In a new post on the Covington Digital Health blog, our colleagues discuss a recent amendment to California’s Confidentiality of Medical Information Act (“CMIA”) that expands the scope of the law to cover mental health services that are delivered through digital health solutions and the associated health information generated from these services. Continue Reading California Expands the Scope of the CMIA to Cover Certain Digital Mental Health Services and Information
Tara Carrier advises clients on a variety of health care compliance matters, including fraud and abuse, health information privacy and compliance with HIPAA, promotion and advertising, market access, pricing and reimbursement activities, and other related areas. She routinely advises on regulatory compliance and enforcement risk, commercial transactions, and administrative and legislative policy opportunities. Tara also has experience counseling clients on investigations and compliance matters, including implementing and operating under HHS OIG Corporate Integrity Agreements.
On September 15, the Federal Trade Commission (“FTC”) adopted, on a 3-2 party-line vote, a policy statement that takes a broad view of which health apps and connected devices are subject to the FTC’s Health Breach Notification Rule (the “Rule”) and what triggers the Rule’s notification requirement.
The Rule was promulgated in 2009 under the Health Information Technology for Economic and Clinical Health (“HITECH”) Act. Under the Rule, vendors of personal health records that are not otherwise regulated under the Health Insurance Portability and Accountability Act (“HIPAA”) are required to notify individuals, the FTC, and, in some cases, the media following a breach involving unsecured identifiable health information. Third-party service providers also are required to notify covered vendors of any breach.
Continue Reading FTC Adopts Policy Statement on Privacy Breaches by Health Apps and Connected Devices
On September 1, the California legislature passed AB 713, a bill that creates a new healthcare-related exemption under the California Consumer Privacy Act of 2018 (“CCPA”). All provisions of the bill will take effect immediately to prevent the CCPA from “negatively impact[ing] certain health-related information and research,” except for the required contractual provisions described below.
Under the new exemption, information is not subject to the CCPA’s obligations if it meets both of the following requirements:
Continue Reading California Legislature Adopts CCPA Exemption for Information Deidentified in Accordance with the HIPAA Privacy Rule
On May 8, 2020, the Federal Trade Commission (“FTC”) issued a notice soliciting public comment regarding whether changes should be made to its Health Breach Notification Rule (the “Rule”). The request for comment is part of a periodic review process “to ensure that [FTC rules] are keeping pace with changes in the economy, technology, and business models.”
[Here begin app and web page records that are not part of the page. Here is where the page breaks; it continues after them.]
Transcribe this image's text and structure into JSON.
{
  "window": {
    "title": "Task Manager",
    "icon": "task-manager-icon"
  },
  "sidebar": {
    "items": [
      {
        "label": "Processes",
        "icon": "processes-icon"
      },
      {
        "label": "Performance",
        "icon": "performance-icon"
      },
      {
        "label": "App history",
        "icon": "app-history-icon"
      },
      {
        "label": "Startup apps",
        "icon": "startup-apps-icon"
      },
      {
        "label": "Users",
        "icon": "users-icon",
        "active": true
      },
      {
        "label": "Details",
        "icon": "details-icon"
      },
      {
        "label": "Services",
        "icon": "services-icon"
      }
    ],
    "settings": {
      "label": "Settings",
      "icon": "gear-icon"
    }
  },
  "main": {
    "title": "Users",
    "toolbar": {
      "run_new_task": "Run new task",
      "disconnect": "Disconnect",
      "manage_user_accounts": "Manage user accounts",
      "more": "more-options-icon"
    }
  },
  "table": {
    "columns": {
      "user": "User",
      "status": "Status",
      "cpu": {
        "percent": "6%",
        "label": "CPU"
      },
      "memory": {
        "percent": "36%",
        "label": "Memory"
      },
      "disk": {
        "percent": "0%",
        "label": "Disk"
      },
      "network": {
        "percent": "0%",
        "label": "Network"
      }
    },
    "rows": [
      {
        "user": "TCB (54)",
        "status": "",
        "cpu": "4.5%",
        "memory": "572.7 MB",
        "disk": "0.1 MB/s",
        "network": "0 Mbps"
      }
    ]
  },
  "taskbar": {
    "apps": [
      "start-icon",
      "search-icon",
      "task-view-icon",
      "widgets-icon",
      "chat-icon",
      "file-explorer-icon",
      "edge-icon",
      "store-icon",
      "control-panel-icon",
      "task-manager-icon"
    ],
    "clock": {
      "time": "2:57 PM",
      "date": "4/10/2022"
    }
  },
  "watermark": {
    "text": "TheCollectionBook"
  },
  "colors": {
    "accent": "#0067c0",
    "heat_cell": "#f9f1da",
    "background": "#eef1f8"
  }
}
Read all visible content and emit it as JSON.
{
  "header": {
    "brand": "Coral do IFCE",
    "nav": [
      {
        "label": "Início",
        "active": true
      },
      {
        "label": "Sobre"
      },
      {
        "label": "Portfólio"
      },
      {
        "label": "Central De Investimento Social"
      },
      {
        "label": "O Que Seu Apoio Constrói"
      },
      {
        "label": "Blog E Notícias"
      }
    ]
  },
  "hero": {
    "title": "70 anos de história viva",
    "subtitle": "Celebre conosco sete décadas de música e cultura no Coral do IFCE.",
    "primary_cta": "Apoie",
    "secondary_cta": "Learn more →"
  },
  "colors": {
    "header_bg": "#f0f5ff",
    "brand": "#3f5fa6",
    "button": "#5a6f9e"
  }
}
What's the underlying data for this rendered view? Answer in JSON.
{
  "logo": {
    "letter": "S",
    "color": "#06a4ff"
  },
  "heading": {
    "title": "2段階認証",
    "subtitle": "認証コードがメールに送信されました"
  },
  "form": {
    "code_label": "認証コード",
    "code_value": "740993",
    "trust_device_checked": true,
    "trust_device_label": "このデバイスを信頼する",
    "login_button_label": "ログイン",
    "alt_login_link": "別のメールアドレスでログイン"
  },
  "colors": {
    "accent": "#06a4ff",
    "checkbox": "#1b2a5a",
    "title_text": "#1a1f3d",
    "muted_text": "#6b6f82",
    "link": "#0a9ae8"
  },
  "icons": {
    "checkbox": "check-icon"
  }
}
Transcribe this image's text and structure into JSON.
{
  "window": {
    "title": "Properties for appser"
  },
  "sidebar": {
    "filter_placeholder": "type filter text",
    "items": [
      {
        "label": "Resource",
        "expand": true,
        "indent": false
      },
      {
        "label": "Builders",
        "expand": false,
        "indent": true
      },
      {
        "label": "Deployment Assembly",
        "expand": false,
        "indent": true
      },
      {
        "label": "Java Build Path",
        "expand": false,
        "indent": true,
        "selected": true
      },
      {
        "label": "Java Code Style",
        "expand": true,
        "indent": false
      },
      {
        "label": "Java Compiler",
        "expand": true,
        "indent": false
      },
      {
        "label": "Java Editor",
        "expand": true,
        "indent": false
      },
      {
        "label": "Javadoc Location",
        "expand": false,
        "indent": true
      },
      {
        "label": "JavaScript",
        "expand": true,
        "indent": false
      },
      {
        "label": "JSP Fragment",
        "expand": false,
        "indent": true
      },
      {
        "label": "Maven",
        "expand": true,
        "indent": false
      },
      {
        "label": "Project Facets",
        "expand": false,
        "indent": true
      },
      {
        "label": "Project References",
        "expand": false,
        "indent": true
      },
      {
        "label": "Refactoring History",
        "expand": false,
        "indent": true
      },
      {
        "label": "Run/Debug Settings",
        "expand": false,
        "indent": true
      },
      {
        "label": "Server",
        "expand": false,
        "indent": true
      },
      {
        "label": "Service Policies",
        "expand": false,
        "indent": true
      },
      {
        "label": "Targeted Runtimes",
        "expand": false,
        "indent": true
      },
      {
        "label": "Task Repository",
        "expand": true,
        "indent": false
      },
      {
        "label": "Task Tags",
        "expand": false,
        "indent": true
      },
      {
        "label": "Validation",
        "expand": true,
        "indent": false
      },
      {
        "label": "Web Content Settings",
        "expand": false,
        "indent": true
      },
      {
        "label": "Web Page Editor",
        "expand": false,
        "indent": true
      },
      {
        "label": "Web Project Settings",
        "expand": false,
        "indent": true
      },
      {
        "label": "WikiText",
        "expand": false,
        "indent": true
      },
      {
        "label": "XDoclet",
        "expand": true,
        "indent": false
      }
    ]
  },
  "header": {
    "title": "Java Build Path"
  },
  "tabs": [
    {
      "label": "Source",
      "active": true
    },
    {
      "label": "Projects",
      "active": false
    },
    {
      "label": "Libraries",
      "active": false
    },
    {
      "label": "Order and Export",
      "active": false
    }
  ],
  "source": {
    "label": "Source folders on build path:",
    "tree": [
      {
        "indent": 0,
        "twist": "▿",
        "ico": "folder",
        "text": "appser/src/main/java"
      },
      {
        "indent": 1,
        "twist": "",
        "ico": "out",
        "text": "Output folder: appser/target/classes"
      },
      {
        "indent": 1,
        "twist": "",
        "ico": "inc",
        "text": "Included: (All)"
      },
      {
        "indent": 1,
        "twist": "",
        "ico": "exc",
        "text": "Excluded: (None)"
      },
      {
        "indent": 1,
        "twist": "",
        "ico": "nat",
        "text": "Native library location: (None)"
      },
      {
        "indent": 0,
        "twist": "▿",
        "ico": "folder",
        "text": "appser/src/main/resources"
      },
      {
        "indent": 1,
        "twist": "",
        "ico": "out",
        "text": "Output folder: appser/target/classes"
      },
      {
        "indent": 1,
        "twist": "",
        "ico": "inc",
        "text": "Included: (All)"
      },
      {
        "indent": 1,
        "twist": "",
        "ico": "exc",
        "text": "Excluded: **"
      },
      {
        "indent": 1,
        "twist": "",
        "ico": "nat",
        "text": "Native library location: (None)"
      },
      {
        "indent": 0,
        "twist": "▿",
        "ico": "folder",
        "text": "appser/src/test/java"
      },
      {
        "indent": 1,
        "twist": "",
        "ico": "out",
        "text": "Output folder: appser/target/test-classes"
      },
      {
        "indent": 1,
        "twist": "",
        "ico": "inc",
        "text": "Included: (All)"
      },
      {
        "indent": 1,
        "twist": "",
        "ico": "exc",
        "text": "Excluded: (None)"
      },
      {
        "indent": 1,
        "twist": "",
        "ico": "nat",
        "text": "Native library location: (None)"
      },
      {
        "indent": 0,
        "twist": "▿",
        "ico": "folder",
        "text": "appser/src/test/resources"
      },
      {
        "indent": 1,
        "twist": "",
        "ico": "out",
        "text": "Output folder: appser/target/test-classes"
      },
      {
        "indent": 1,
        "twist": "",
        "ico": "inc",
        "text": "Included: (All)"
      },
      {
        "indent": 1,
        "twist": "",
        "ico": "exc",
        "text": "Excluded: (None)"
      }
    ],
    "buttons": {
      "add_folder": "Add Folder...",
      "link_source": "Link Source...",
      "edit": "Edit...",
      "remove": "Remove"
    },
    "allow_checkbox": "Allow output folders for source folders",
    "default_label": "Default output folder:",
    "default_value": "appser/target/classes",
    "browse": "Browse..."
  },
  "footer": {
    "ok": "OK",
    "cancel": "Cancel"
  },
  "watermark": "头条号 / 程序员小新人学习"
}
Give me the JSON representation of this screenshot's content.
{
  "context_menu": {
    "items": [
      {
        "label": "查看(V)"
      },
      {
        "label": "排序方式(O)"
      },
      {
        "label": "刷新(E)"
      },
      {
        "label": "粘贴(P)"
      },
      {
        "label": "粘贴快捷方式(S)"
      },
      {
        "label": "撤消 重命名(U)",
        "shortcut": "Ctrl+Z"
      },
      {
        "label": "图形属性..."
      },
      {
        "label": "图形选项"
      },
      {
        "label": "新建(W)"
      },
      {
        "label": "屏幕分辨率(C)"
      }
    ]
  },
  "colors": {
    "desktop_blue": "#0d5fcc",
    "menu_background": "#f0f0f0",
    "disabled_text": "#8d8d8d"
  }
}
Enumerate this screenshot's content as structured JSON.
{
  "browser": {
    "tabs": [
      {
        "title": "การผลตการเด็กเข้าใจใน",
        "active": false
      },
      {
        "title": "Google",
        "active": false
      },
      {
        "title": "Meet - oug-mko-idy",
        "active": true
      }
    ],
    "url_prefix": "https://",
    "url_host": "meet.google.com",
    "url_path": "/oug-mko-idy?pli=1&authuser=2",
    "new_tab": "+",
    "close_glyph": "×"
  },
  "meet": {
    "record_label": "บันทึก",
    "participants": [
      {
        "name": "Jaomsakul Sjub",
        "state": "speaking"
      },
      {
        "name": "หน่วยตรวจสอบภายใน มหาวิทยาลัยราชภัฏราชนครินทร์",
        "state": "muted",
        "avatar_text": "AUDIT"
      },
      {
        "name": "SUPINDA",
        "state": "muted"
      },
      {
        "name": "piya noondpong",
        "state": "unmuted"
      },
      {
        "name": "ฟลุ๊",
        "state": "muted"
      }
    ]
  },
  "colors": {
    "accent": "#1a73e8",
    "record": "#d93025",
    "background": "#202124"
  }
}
The Rule, which first went into effect in 2009, applies only to vendors of personal health records (“PHRs”) and other related entities that are not subject to the Health Insurance Portability and Accountability Act (“HIPAA”). A PHR is an electronic record of individually identifiable health information “that can be drawn from multiple sources and is managed, shared, and controlled by or primarily for the individual.” See 16 C.F.R. § 318.2(d). Under the Rule, PHR vendors and related entities must notify individuals, the FTC, and possibly the media within 60 days after discovering a breach of unsecured personally identifiable health information, or within 10 days if more than 500 individuals are affected by the breach.
Continue Reading FTC to Consider Changes to the Health Breach Notification Rule
This month, the U.S. Department of Health and Human Services (“HHS”) issued guidance waiving enforcement of certain provisions of the Health Insurance Portability and Accountability Act (“HIPAA”) in response to the COVID-19 nationwide public health emergency.
Continue Reading HHS Relaxes Enforcement of Certain HIPAA Provisions Amidst COVID-19 Nationwide Public Health Emergency